| Brief |
Each line below that contains "Manage" counts once; report the total and nothing more.

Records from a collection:
◆ ◆ ◆ ◆ ◆ ◆ ◆
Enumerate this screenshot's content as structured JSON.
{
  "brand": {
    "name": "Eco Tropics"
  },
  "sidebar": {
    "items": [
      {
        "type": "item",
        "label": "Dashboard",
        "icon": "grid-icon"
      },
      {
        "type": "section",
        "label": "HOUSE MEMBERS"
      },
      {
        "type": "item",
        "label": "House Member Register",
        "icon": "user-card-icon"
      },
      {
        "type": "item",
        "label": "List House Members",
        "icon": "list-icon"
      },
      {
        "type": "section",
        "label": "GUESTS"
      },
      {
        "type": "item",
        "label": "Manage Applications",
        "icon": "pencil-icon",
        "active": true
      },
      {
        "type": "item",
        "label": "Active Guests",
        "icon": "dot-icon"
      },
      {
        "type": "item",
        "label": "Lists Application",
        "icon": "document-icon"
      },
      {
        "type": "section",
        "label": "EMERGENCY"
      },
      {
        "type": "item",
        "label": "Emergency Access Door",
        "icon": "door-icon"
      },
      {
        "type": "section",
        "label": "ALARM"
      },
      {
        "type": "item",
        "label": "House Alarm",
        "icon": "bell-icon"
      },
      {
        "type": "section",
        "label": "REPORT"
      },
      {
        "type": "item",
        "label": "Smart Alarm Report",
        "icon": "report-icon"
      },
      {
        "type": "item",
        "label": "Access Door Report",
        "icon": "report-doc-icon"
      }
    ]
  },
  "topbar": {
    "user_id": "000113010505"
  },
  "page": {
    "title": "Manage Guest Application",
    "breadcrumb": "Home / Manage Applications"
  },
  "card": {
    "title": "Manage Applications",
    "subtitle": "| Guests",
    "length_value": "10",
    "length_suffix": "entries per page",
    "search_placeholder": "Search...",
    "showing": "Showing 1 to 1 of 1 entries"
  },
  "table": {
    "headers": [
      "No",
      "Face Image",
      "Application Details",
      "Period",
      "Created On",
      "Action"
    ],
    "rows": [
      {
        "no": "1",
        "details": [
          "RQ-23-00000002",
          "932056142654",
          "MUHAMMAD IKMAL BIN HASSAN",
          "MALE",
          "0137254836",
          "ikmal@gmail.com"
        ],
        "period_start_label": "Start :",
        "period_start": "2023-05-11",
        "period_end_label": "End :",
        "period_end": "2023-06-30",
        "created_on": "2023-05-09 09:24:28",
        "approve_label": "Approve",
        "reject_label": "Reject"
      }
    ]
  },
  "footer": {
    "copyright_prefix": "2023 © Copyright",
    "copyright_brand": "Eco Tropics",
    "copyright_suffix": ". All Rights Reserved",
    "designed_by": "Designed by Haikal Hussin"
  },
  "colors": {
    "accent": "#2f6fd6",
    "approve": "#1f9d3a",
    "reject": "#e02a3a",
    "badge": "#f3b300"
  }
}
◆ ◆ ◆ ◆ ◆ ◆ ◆
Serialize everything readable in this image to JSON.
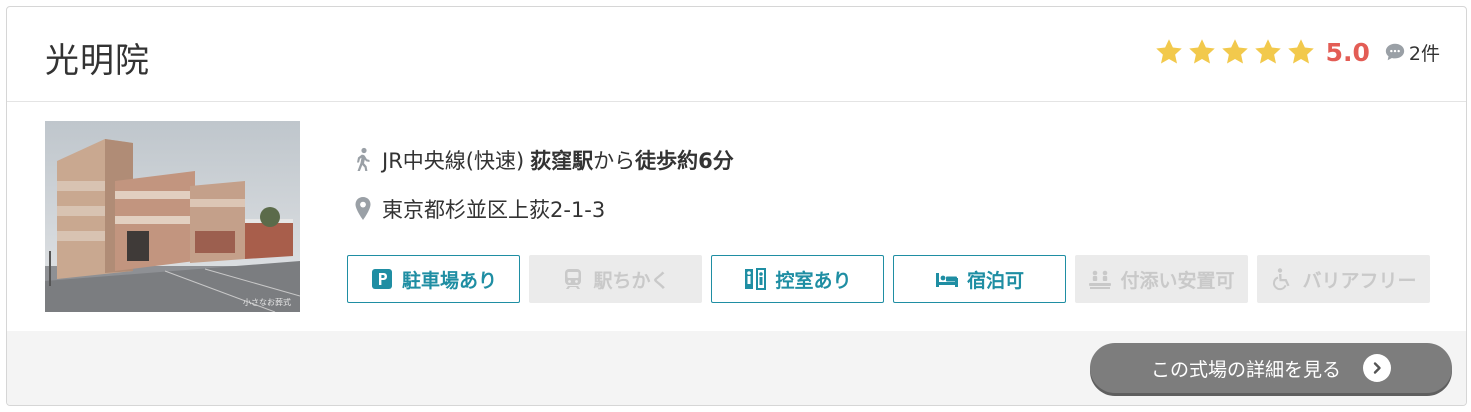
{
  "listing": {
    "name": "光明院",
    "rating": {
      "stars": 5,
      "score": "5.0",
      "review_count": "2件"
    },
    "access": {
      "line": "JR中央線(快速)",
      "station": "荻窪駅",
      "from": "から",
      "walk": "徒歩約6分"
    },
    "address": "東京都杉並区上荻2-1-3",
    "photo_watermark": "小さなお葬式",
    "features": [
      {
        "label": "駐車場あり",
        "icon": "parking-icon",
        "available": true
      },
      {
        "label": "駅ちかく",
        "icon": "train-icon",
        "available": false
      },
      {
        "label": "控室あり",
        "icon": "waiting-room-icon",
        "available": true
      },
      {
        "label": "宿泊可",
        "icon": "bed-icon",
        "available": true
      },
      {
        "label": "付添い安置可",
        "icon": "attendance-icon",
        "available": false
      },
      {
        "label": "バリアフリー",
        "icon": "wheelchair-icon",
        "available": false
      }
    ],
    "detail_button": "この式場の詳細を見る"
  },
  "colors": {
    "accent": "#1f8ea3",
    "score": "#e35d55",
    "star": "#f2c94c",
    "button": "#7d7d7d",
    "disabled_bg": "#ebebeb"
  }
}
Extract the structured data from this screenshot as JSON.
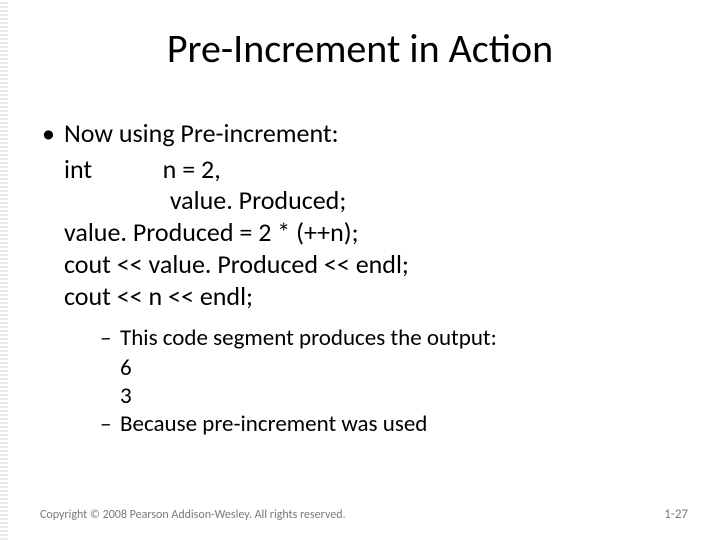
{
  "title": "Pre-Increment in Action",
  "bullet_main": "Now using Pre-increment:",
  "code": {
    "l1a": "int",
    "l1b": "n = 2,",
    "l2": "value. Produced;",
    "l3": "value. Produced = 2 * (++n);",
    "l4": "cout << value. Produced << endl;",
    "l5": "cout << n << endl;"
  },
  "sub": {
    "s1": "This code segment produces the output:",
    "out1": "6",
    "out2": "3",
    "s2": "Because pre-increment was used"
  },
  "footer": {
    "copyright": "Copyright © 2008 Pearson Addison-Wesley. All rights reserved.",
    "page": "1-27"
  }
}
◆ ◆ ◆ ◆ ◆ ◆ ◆
| Expected answer |
4